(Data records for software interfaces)
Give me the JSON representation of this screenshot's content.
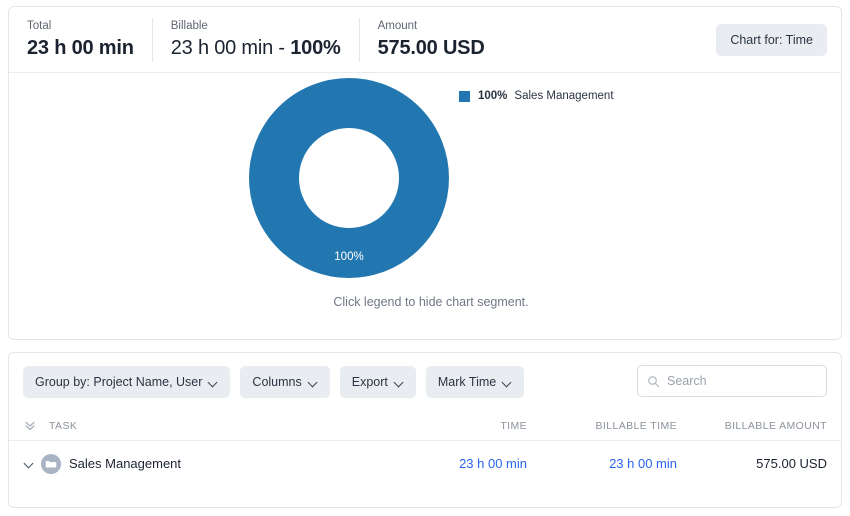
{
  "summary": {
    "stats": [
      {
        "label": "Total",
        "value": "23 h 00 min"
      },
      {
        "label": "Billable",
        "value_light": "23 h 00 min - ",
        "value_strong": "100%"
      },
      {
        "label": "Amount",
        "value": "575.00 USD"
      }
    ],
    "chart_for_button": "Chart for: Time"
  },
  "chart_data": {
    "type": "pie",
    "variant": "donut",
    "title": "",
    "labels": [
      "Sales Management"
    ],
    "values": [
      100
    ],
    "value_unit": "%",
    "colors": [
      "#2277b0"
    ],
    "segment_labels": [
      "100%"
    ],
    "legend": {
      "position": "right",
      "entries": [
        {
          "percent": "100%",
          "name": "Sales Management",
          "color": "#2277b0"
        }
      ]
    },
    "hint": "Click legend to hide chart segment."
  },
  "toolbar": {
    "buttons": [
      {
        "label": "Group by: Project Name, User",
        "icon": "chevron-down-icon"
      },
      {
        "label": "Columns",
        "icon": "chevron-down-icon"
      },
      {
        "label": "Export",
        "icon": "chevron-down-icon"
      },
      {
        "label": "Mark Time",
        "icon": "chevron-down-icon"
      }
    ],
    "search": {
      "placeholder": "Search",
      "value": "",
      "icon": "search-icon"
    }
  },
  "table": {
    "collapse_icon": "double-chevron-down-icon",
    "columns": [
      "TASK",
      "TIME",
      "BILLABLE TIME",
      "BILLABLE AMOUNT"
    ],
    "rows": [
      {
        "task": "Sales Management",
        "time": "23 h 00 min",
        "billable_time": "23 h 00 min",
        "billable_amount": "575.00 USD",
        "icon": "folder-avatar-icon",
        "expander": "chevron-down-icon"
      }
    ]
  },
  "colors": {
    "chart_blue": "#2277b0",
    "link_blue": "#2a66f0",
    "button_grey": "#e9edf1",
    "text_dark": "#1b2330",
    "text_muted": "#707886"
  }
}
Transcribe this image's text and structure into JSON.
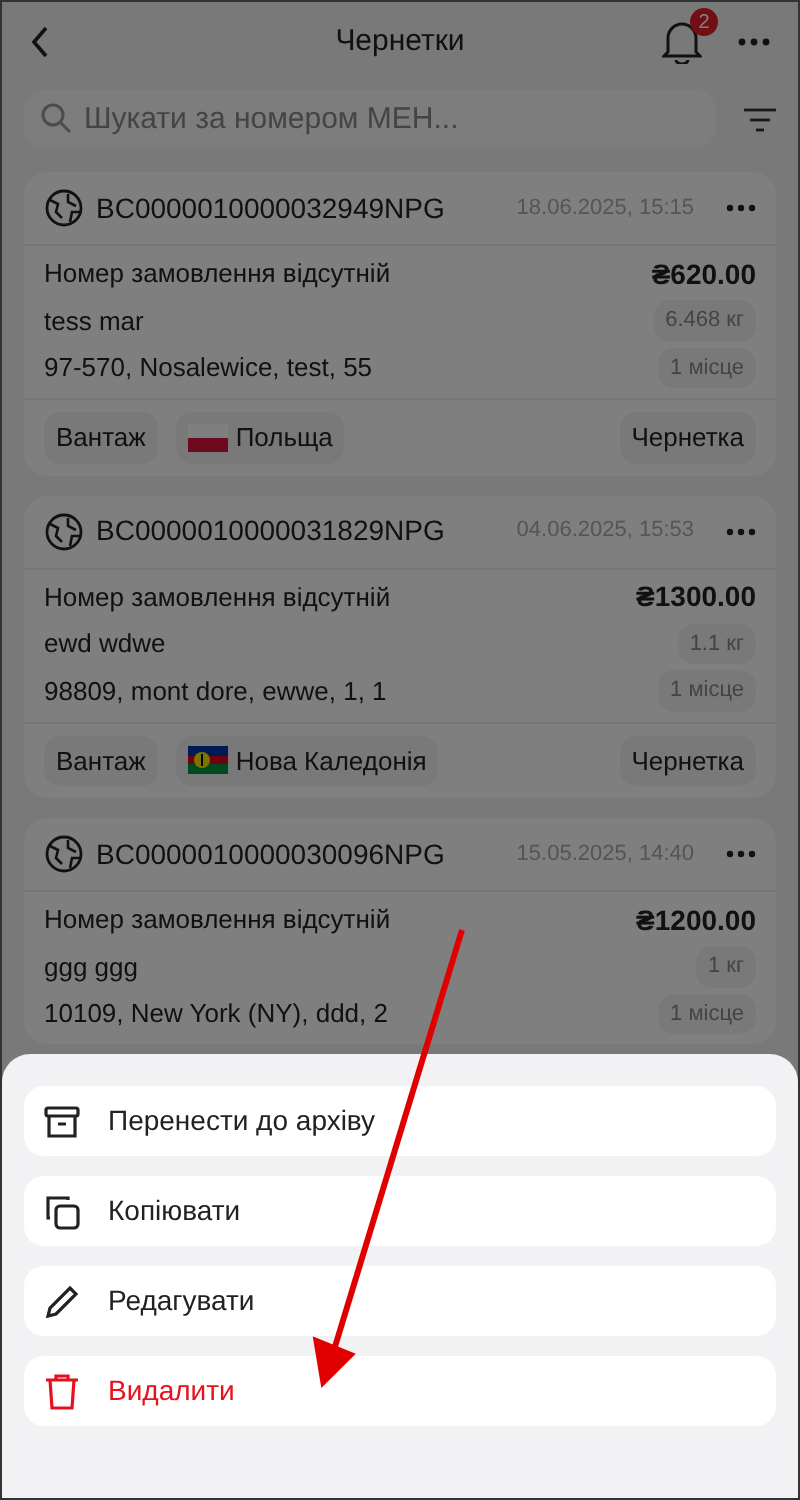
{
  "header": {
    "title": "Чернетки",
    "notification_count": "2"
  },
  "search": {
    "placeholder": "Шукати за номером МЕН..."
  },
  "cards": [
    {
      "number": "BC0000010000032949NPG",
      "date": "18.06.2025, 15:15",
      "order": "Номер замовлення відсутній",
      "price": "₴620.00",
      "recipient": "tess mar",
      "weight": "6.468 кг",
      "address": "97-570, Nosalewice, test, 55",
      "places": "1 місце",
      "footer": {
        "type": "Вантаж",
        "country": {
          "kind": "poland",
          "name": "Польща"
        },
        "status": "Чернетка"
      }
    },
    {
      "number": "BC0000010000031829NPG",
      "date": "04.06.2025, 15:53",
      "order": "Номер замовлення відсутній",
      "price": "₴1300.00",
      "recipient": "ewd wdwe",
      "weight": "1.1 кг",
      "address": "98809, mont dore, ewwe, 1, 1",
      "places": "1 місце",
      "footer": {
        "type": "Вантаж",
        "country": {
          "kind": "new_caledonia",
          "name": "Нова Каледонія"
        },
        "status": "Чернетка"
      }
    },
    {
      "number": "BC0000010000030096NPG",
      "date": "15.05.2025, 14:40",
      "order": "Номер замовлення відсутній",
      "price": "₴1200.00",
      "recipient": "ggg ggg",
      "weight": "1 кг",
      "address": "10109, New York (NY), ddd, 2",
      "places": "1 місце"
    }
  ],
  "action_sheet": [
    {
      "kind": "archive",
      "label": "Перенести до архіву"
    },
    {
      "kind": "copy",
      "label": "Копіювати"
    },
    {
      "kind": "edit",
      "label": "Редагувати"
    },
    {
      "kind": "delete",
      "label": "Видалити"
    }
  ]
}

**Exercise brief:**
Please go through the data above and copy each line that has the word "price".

**Response:**
      "price": "₴620.00",
      "price": "₴1300.00",
      "price": "₴1200.00",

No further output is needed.